§ Extracted material:
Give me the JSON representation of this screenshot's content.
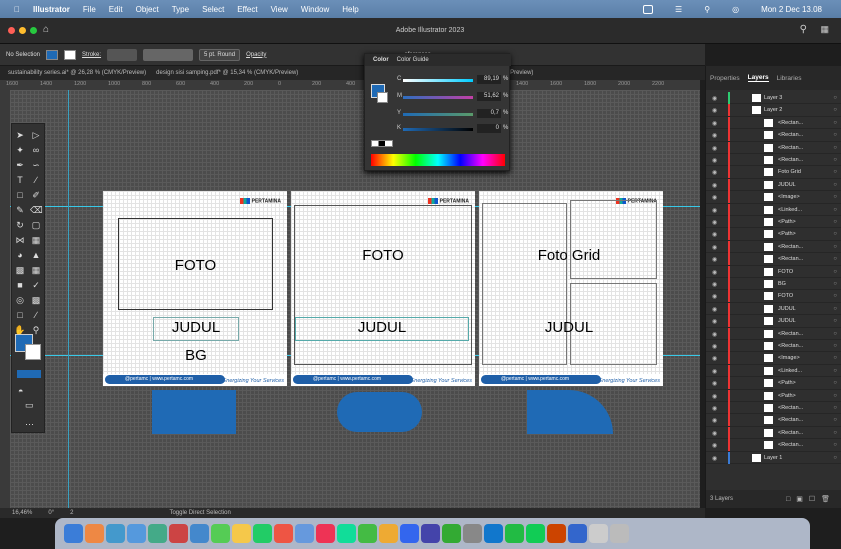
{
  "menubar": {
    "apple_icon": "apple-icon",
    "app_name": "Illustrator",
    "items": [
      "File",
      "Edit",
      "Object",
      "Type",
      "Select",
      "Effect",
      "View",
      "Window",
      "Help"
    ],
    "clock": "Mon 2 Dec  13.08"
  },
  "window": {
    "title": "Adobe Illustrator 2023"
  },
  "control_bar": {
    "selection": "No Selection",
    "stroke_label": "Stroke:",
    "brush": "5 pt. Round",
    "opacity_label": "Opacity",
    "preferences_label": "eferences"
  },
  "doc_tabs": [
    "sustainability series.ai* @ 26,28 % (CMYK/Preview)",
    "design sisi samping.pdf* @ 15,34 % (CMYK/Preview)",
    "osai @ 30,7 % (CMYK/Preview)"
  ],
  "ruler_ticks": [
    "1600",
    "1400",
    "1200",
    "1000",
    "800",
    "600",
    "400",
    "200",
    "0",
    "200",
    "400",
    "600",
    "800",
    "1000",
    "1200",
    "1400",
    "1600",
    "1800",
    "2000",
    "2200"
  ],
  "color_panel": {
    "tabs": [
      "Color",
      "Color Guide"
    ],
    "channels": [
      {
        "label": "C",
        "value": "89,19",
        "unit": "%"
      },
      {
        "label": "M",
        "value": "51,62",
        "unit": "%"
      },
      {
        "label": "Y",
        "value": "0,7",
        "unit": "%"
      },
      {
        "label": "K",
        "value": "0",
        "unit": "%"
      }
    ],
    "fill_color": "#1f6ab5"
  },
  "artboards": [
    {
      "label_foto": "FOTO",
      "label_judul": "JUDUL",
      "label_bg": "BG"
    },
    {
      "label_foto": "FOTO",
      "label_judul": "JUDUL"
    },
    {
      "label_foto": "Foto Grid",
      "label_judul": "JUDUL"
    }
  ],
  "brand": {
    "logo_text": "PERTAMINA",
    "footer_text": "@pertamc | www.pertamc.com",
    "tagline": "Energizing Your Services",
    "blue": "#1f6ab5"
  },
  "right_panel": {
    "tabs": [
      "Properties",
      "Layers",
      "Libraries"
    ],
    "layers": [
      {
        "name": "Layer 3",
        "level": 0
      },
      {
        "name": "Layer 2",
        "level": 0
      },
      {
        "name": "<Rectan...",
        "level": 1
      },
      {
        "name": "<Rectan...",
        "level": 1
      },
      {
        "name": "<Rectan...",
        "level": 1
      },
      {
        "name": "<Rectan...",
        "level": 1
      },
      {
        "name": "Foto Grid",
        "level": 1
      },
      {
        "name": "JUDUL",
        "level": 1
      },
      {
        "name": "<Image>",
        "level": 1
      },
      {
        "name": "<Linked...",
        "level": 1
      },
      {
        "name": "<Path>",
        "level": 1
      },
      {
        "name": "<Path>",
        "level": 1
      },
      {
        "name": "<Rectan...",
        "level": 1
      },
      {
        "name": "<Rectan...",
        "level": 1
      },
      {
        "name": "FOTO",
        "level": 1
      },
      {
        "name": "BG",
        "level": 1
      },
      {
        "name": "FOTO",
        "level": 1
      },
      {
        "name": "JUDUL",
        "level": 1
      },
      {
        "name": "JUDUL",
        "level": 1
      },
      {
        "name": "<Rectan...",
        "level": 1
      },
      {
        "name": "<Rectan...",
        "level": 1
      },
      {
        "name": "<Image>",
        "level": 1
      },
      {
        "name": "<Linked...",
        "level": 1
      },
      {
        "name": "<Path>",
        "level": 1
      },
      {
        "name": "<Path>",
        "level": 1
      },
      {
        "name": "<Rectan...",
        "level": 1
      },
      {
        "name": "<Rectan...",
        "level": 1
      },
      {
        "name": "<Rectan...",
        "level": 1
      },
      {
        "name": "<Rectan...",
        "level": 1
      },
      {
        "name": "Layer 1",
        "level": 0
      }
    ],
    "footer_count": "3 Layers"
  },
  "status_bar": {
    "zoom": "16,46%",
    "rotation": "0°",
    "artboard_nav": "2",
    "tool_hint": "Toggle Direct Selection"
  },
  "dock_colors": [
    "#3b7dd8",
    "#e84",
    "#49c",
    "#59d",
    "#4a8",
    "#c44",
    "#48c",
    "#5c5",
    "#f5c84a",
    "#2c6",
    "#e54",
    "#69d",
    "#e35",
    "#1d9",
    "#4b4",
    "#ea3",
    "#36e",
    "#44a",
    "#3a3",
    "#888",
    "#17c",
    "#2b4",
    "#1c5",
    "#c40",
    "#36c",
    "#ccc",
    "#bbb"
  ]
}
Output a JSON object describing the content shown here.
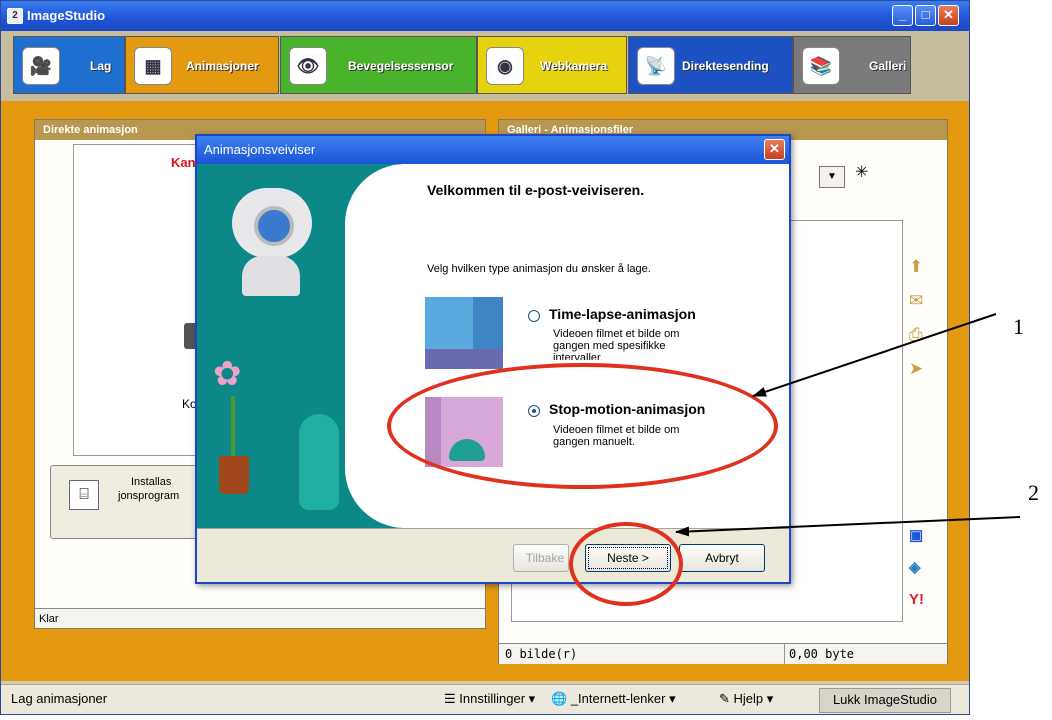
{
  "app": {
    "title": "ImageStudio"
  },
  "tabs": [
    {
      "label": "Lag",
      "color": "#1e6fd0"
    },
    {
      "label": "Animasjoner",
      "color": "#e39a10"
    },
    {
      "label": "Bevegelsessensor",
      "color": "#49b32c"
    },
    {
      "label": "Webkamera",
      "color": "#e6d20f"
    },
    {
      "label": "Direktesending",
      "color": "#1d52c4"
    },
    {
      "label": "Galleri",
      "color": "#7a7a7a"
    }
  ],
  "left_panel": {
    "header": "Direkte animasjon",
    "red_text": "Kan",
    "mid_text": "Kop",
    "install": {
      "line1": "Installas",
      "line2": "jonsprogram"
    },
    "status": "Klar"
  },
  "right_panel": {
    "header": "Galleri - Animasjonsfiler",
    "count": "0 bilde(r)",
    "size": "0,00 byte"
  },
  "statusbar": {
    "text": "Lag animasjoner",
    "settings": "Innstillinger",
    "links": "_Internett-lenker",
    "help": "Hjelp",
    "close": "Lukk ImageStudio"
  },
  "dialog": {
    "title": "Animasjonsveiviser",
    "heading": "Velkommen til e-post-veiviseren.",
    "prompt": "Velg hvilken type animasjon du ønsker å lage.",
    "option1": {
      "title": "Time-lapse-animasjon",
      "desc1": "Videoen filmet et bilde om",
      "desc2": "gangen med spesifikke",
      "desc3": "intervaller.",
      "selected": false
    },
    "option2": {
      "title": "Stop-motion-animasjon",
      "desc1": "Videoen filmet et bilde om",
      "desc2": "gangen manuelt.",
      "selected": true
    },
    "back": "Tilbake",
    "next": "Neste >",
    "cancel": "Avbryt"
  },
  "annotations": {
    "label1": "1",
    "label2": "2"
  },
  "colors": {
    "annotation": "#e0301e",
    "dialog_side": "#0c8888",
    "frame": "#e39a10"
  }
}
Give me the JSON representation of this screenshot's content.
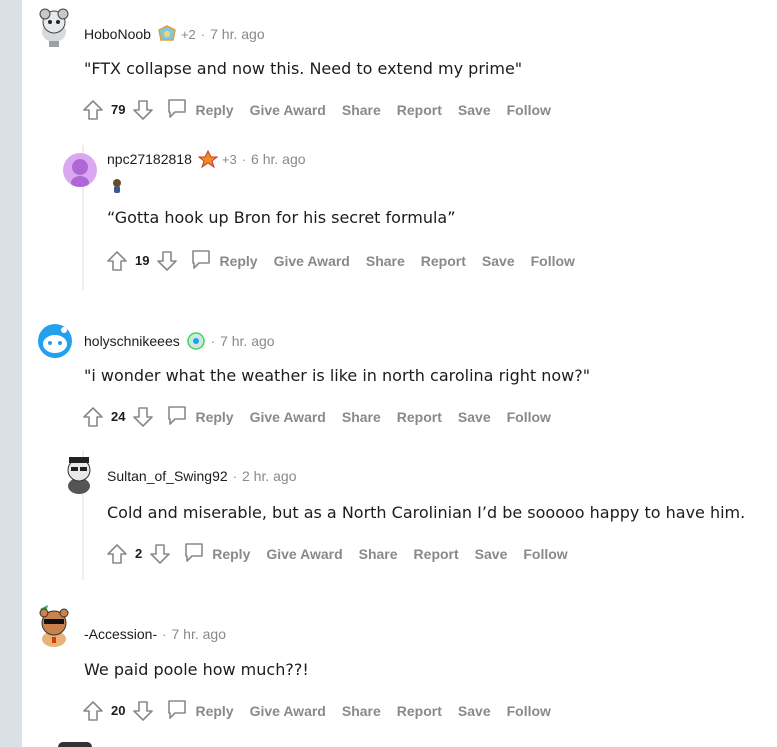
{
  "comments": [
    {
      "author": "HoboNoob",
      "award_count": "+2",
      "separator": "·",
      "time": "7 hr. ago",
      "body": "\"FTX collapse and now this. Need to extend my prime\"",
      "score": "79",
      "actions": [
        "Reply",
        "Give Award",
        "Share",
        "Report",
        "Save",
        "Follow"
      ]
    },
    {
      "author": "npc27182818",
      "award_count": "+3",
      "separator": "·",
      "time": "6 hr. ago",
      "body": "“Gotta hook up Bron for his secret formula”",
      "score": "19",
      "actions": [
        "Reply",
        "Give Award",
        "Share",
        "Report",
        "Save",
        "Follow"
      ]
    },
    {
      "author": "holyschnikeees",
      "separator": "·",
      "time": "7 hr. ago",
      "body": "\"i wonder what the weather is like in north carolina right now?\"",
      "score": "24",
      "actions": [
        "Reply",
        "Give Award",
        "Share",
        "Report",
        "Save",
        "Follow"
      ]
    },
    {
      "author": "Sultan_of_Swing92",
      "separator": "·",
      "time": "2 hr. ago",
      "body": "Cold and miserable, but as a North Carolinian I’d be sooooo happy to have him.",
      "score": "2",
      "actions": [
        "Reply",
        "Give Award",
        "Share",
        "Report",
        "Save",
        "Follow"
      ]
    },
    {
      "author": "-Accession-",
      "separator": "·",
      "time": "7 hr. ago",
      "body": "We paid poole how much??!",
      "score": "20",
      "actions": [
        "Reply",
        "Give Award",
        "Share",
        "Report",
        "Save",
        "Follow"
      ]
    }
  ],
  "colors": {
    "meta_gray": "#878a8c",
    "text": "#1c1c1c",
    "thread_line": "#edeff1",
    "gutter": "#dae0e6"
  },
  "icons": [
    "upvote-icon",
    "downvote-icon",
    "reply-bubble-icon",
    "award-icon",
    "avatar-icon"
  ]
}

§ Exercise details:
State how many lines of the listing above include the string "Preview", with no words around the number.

§ Finished task:
3